→ Directions for this task
Which lines below hold the word "neutralizar"? Copy all of them.
**** Available data ****
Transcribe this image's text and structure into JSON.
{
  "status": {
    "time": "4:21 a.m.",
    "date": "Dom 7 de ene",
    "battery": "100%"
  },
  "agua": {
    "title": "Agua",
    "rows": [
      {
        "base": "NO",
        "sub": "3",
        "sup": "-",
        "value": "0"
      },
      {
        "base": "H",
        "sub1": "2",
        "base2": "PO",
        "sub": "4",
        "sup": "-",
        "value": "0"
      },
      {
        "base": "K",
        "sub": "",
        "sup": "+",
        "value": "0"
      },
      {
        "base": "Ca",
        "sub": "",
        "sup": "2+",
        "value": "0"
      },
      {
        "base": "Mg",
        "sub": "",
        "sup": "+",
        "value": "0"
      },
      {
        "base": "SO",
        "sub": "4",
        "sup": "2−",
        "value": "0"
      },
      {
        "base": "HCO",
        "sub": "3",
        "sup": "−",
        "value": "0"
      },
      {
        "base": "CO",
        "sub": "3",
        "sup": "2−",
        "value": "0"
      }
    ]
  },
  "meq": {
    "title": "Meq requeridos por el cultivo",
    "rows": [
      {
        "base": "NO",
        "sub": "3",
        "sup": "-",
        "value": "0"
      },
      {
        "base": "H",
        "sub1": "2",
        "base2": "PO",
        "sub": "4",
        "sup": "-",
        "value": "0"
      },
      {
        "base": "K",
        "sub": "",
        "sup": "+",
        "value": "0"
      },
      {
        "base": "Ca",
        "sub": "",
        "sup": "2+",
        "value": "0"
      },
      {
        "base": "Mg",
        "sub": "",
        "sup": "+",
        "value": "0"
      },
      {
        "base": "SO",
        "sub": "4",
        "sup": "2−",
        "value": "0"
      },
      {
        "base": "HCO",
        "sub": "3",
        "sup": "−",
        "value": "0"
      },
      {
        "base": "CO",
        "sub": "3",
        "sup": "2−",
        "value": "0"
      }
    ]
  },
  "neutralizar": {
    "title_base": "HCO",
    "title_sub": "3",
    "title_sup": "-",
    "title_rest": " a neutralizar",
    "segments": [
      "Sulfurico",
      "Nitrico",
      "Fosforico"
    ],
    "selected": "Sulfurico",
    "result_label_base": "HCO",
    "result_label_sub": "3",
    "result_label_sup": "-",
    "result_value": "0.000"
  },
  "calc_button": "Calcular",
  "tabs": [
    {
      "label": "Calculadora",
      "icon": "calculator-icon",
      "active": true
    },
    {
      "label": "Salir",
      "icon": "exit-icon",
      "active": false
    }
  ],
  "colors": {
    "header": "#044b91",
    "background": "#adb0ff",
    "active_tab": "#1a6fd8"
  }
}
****
→ Answer box
  "neutralizar": {
    "title_rest": " a neutralizar",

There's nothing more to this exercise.